Above: The Bavarian Christmas tree is 30 meters tall
Above: Lebkuchen (gingerbread cookies)
With a few hours to spare in Frankfurt before my Sunday evening flight, I wanted to go to the best party in town. There is no need for an invitation and or even a specific address- stretching across the heart of the old city, it is impossible to miss. With the aptly named St Nicholas Church residing over the square, Frankfurt’s Christmas market is one of the oldest and largest in Germany. There are over 200 colorfully decorated stalls offering everything from tasty treats, gifts, Christmas ornaments and the usual festival knickknacks.

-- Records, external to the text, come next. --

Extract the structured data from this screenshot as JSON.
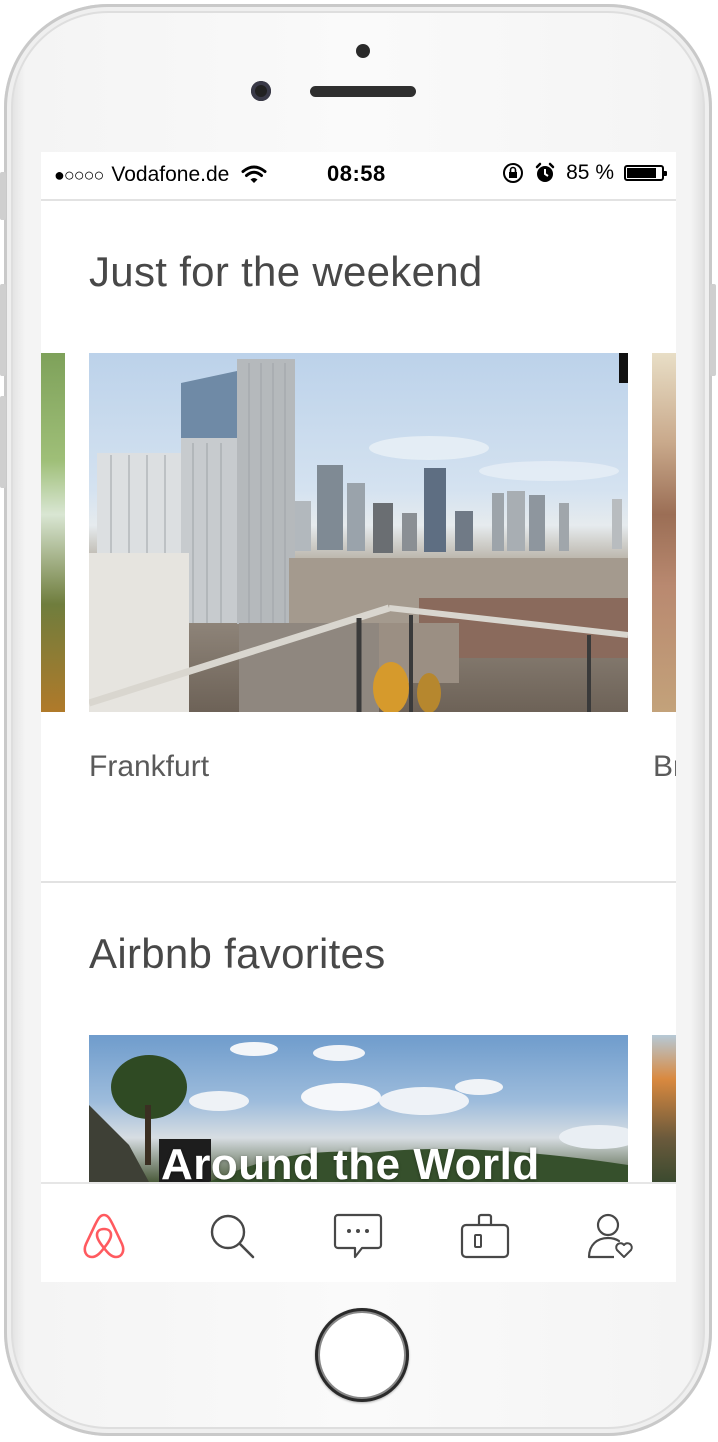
{
  "status_bar": {
    "signal_dots": "●○○○○",
    "carrier": "Vodafone.de",
    "time": "08:58",
    "battery_percent": "85 %",
    "battery_level": 0.85,
    "icons": [
      "wifi-icon",
      "rotation-lock-icon",
      "alarm-icon",
      "battery-icon"
    ]
  },
  "sections": {
    "weekend": {
      "title": "Just for the weekend",
      "cards": [
        {
          "label": "Frankfurt"
        },
        {
          "label": "Br"
        }
      ]
    },
    "favorites": {
      "title": "Airbnb favorites",
      "cards": [
        {
          "overlay_title": "Around the World"
        }
      ]
    }
  },
  "tab_bar": {
    "tabs": [
      {
        "icon": "airbnb-logo-icon",
        "active": true
      },
      {
        "icon": "search-icon",
        "active": false
      },
      {
        "icon": "messages-icon",
        "active": false
      },
      {
        "icon": "trips-icon",
        "active": false
      },
      {
        "icon": "profile-icon",
        "active": false
      }
    ],
    "active_color": "#ff5a5f",
    "inactive_color": "#484848"
  }
}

Hours since our breakfast croissant in Ribeauville, we were lured by the street food vendors. First, crisp, steaming kartoffelpuffer (potato pancakes) washed down by a mug of glühwein (mulled wine) to subdue our hunger. When we passed a display of schokokuss in every conceivable flavor (Israelis recognize them as crembo, Americans as Mallomars) I naturally had to stop there too. And how could I leave Frankfurt without trying their bratwursts? Just as I wiped the last of the mustard off my face I discovered poffertjes, adorable mini pancakes from Holland. “Do you want them plain or stuffed with nutella or cherries?” Hmm, the difficult decisions one has to make. On our way out, I spied a booth selling frankfurters and sauerkraut. Since I didn’t know when I would be back in Frankfurt, I ordered a plate as my husband looked on, incredulous “how are you going to eat all that?!” I did, along with generous glugs of apfelwein (apple wine).
Above: Kartoffelpuffer or potato pancakes

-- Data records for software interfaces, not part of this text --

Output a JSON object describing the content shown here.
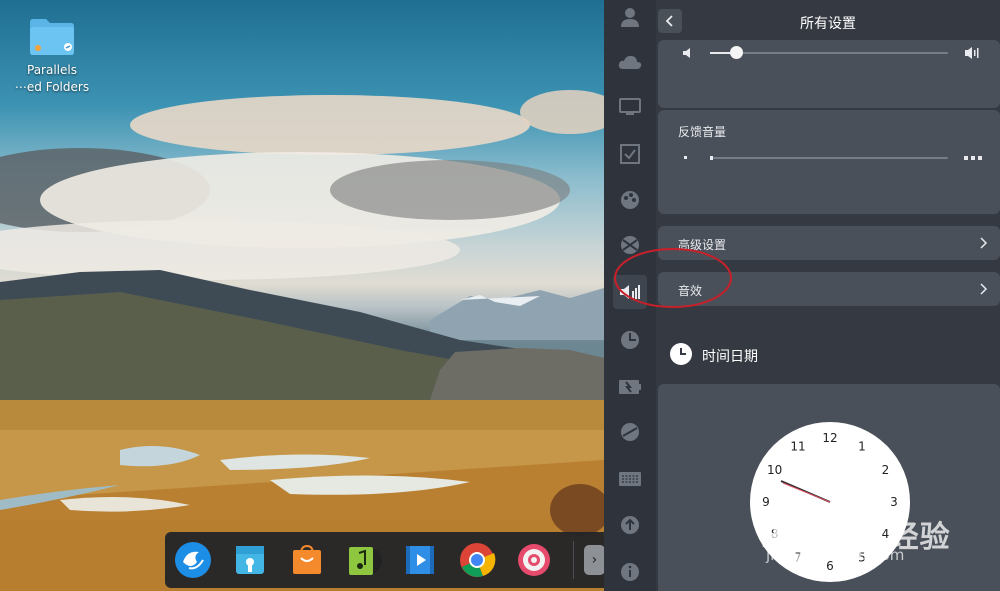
{
  "desktop": {
    "icon_label_line1": "Parallels",
    "icon_label_line2": "⋯ed Folders"
  },
  "dock": {
    "items": [
      "deepin-launcher-icon",
      "file-manager-icon",
      "app-store-icon",
      "music-icon",
      "video-icon",
      "chrome-icon",
      "settings-icon"
    ],
    "more_label": "›"
  },
  "settings": {
    "title": "所有设置",
    "rail_icons": [
      "account-icon",
      "cloud-icon",
      "display-icon",
      "default-apps-icon",
      "personalization-icon",
      "network-icon",
      "sound-icon",
      "datetime-icon",
      "power-icon",
      "mouse-icon",
      "keyboard-icon",
      "update-icon",
      "info-icon"
    ],
    "feedback_volume_label": "反馈音量",
    "advanced_label": "高级设置",
    "sound_effects_label": "音效",
    "datetime_title": "时间日期",
    "clock_numbers": [
      "12",
      "1",
      "2",
      "3",
      "4",
      "5",
      "6",
      "7",
      "8",
      "9",
      "10",
      "11"
    ]
  },
  "watermark": {
    "brand": "Bai¸du 经验",
    "url": "jingyan.baidu.com"
  },
  "colors": {
    "accent": "#ffffff",
    "annotation": "#c8202a"
  }
}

Above: Schokokusse which I tried in orange, almond and mint
Above: A variety of sausages
Above: Poffertjes, little pancakes, in this case stuffed with cherries
Above: Gluhwein, mulled wine
Above: The market Christmas tree and St Nicholas Church
Later, struggling against a food coma, a flight attendant rolled by with her trolley and asked innocently “Would you like some dinner?”
More on the Frankfurt Christmas Market:
A big thanks to my twitter friends for the recommendations!